### YOUR TASK
With the records as your source, report how many lines contain "cells". Add no other words.

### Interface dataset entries
:::::

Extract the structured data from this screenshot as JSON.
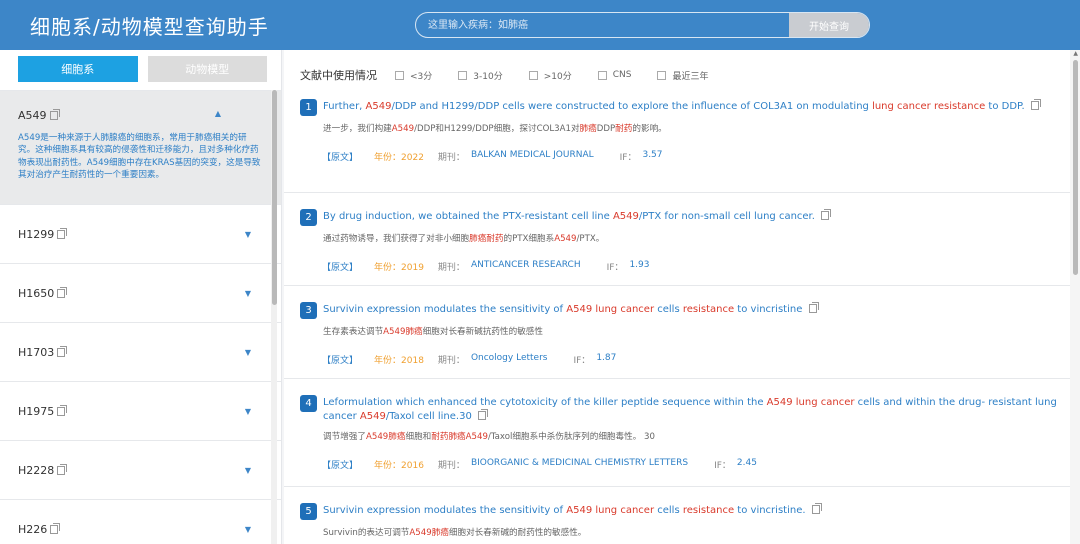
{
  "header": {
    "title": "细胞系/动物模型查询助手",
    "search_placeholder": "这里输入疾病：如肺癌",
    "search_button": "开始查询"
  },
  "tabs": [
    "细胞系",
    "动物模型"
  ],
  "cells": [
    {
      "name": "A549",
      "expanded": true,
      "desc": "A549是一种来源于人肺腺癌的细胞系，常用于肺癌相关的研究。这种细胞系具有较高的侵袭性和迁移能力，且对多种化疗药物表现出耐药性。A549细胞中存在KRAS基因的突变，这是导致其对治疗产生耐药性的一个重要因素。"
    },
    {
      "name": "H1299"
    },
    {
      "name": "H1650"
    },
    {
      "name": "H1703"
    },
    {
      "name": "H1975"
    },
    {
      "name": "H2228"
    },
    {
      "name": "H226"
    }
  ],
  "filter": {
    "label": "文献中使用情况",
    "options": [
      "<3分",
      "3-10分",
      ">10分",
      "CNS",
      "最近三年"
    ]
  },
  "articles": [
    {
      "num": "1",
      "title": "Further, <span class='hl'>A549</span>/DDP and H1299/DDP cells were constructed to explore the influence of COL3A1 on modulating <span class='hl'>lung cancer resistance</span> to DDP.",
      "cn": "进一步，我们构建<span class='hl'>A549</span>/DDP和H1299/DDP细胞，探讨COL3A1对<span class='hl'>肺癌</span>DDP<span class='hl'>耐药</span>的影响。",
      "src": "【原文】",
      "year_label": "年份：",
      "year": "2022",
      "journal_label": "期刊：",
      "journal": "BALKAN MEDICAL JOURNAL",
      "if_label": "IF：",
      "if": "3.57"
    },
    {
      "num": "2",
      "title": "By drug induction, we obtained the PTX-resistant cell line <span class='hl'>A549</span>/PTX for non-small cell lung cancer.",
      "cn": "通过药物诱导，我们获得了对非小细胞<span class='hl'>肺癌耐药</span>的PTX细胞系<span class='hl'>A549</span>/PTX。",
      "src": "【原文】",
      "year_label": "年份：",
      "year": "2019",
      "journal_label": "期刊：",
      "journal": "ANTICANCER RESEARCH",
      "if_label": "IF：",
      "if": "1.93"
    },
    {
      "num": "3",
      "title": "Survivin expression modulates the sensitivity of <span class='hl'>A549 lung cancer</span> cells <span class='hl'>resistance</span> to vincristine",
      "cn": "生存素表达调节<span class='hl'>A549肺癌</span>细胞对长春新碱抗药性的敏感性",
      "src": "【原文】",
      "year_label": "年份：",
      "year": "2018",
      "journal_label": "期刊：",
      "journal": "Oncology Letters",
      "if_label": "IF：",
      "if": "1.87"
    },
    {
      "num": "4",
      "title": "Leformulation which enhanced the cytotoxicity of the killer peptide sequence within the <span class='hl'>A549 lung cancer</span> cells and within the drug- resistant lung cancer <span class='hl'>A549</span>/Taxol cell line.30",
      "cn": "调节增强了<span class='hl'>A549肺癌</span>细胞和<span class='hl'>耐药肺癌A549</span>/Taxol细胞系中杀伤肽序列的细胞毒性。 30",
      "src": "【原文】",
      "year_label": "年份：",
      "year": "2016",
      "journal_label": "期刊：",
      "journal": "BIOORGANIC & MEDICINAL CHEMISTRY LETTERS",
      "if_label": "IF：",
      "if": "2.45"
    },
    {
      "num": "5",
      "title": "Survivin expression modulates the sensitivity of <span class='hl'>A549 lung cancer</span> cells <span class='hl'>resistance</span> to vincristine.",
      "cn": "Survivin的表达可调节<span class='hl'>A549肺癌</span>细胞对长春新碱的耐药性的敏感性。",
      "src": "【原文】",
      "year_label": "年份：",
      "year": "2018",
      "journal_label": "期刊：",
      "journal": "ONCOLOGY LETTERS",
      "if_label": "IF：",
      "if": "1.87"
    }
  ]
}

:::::

### YOUR RESPONSE
5